Jumat, 06 April 2012

Sony Ericsson Xperia Active

Sony Ericsson Xperia Active
Before Sony Ericsson became plain old Sony it  released the Sony Ericsson Xperia Active, now renamed on the web (but not rebranded on the handset) as the Sony Xperla Active. lt’s a neat little handset aimed at those who like the great outdoors, and it has some features well-tailored to that market.

The Active is a squat little phone. with a three-inch screen nestled in a rugged body that has a bright orange trim running around the edge. The chassis is water and dust resistant, and to that end the bottom-mounted headset and USB connectors are protected by rubber covers. There is a double backplate to help with water resistance too. You are provided with two versions ofthe outer backplate, one black and the other white. Remove this and you reveal an inner, second backplate that protects the SIM, battery, microSD card and the phone's internal circuitry.

For all that, the Active isn't heavy, butthe overall look is rathertoo chunkyfor our liking - it‘s a generous 16mm thick. There‘s a serious lanyard hole on the bottom edge of the chassis that we don’t like either, because it interferes with the device's otherwise clean lines. The screen has been made responsive even when tapped by sweaty fingers or under water. We tested this and it does seem to work better than other touchscreens, though it is by no means perfect. What's more, the Active comes with an armband so it's all ready to be used on the run. One thing we really like about the Active is its support for ANT+. This is a wireless data standard used by alot of heart rate monitors, cycling sensors and other sports equipment. Having it built in here means the Active can absorb heart rate data from lots of third-party equipment.

Add in the on-board software which includes a pedometerthat Sony has long favoured called Walkllnate and an app called MapMayFlTNESS, which you can get from the Android Market for other handsets. and you can see that in terms of attracting exercise fans a lot of effort has been put in here. Sony has even gone to the trouble of providing a pau sefplay and track skip function on the headset, so you can use this while on a workout instead of havingto fiddle around in your pocket for the phone itself mid-run.

This is all good stuff, but if you are attracted by these features you are, unfortunately, going to have to make some compromises elsewhere. Overall the Active is small, and its screen is a little cramped. Android does suffer a bit as a consequence. Three inches and 320 x 48O pixels are very much middle-of-the-road specihcations these days, and data-rich activities like web browsing don’t sta nd up well. Still, the screen is sharp and bright, has good viewing angles, and Sony does tryto make up for its cramped size for using the on-screen keyboard by including Swype.

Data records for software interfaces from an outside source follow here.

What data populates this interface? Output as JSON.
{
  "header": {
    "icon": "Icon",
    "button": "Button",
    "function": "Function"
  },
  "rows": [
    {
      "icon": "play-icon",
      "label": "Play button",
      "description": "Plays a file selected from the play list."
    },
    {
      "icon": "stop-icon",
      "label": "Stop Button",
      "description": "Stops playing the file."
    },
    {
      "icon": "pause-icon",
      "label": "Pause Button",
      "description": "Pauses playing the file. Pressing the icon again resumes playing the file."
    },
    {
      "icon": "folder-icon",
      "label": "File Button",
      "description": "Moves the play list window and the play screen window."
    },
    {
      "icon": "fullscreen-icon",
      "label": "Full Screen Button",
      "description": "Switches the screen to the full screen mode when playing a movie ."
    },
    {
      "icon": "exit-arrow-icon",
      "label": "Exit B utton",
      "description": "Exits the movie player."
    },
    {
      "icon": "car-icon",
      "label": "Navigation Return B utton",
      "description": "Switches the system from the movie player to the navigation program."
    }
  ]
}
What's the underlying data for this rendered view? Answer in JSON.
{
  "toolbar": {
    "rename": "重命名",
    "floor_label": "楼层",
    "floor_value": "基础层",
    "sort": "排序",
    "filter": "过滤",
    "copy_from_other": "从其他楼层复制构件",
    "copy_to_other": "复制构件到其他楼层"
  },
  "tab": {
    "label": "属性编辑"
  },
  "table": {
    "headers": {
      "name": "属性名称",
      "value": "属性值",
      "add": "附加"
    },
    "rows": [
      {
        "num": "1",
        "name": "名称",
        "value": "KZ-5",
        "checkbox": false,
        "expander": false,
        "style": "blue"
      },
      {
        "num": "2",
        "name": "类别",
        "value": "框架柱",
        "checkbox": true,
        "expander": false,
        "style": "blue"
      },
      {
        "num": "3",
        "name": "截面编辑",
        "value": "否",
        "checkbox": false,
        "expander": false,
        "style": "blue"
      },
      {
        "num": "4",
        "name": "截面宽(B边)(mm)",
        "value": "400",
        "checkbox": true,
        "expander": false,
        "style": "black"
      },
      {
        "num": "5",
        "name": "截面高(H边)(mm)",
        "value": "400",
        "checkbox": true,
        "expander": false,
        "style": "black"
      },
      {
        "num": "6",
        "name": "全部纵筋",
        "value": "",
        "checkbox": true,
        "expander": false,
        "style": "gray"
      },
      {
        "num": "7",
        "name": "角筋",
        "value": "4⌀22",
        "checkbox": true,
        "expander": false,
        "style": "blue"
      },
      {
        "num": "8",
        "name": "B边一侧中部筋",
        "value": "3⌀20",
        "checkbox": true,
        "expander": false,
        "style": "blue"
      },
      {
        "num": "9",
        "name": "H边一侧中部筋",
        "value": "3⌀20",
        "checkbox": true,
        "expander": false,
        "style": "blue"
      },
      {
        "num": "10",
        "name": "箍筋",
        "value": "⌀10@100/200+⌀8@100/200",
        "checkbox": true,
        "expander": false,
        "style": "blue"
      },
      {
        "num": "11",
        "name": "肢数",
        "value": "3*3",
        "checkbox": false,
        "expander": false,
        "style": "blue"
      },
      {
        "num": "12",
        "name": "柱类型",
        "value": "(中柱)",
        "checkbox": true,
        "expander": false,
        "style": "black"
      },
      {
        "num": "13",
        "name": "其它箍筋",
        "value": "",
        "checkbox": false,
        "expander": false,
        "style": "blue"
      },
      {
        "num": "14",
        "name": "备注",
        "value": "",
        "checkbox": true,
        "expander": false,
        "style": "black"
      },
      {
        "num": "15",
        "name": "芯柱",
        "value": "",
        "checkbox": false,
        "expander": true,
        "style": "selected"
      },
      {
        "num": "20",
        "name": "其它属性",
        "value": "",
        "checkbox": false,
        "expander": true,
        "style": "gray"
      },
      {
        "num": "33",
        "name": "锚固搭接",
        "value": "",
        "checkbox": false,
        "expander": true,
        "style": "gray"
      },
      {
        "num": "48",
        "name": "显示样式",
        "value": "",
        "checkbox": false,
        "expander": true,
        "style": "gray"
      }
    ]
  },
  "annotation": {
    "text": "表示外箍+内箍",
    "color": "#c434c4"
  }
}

The camera is average rather than great, with a mediocre flash. But it does, at least, shoot 720p video alongside its five-megapixel stills. More annoying, perhaps, is that there‘s just 320MB of built-in storage, which isn't much. This is redeemed slightly by the provision of a 2GB microSD card, but if you are serious about using the Active to help with fitness you might want to swap this for a higher-capacity card that can carry more music to help you keep motivated.

Battery lrfe is probablythe biggest annoyance. The 1.200mAh battery will probably provide a day‘s worth of life under normal circumstances. But using GPS is a notoriously good way of draining smartphone batteries, and if you take the Active with you on a long morning workout you might find it needs charging during the day. Sony's neat skin for Android gives you access to up to 16 app shortcuts via four comer icons on the home screen. This makes great use ofthe limited screen space available, and means you can create small app shortcut groups so that similar apps are kept together for quick access. There's also a range of nice widgets which you can spread across the five home screens.